A new study in the March issue of Developmental Psychology found women who watched a lot of violence on TV as children were four times more likely to have shoved, punched, beaten or choked someone who made them angry, compared to other women.
The study, by University of Michigan psychologists, also found men who watched a lot of violent television as kids were more likely to have been convicted of a crime, responded to an insult by shoving, and had a moving traffic violation.
However, the connection between aggressive men who watched a lot of TV violence as boys has been repeatedly established by a multitude of studies, says John P. Murray, a psychologist who has participated in many of those studies for the past three decades.
It's the findings about girls that makes this new report interesting, says Murray, a professor of developmental psychology at Kansas State University.
"They [the Michigan researchers] find the effects for both boys and girls, which has not been done before," Murray says. "The reason probably is that this is an entirely different era, and girls are more like boys now."
The new study was based on a follow-up of a 1977 study of 557 children, aged 6 to 10, in the Chicago area. The children reported which violent TV shows they watched most, whether they identified with the aggressive characters, and whether they thought the violent scenes were realistic.
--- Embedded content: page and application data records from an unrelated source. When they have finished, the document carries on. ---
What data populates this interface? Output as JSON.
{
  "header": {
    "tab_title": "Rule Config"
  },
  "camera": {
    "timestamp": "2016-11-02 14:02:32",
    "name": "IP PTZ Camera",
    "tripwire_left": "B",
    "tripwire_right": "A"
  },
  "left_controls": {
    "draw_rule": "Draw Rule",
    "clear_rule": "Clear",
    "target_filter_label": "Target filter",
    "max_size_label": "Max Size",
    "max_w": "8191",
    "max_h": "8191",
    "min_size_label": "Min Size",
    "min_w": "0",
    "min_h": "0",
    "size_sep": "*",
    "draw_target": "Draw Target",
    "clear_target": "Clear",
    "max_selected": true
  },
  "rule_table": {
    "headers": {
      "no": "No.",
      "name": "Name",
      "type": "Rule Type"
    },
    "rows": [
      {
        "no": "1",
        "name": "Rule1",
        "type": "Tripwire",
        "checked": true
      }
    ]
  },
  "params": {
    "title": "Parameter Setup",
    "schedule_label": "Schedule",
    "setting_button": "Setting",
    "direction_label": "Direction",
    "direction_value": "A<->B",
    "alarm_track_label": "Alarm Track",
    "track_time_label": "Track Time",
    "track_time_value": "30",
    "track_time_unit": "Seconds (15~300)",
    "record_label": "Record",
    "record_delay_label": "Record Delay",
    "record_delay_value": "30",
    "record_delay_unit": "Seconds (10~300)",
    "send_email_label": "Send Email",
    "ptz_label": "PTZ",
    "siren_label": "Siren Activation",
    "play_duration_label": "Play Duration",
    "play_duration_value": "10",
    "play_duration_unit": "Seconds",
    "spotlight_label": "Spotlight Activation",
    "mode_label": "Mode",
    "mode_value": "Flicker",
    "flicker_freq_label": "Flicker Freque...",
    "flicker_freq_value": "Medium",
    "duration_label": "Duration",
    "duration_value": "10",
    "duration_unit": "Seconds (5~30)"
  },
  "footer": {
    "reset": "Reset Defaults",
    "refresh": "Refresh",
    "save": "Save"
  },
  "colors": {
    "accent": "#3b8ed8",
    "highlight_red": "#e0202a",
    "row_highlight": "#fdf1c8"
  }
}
The Michigan researchers tracked down 329 of the boys and girls, now in their 20s, and asked them, their friends and their spouses about their tendency for aggressive behavior. State records were also searched to find criminal records and traffic violations.
"For both boys and girls, habitual early exposure to TV violence is predictive of more aggression by them later in life, independent of their own initial childhood aggression," study author L. Rowell Huesmann says in a statement.
The programs that were most likely to induce violent behavior were ones in which the children identified with the violent person; violent behavior was rewarded; and the violence was life-like, the researchers say.
Except for the insights on women, this is the sort of report that has been done since 1972, on roughly a 10-year cycle, Murray says. He worked on a 1972 U.S. Surgeon General's report on children and TV violence. It was followed by a 1982 National Institute of Mental Health report, and a 1992 American Psychology Association report by a task force that included Murray.
"The message is clear," he says. "Viewing violence is causally related to aggressive behavior in both boys and girls."
The new report is also impressive because it was led by Huesmann and Leonard D. Eron, who are "the masters of this kind of research," Murray says.
The potential threat to children has grown, Murray adds, because "television is more violent and more graphic now." Watching such scenes not only encourages violent behavior by also induces fear and makes children less sensitive to the effects of violence, he says.
The Michigan researchers recommend that parents watch television with their children and monitor their viewing habits. The V-chip system for controlling what is seen is useful, they say, but they would like to see a rating system based on program contents.
"I would tell parents to be very cautious about what their children watch," Murray says.
For more on children and television violence, visit the America Psychological Association or the American Academy of Child and Adolescent Psychiatry.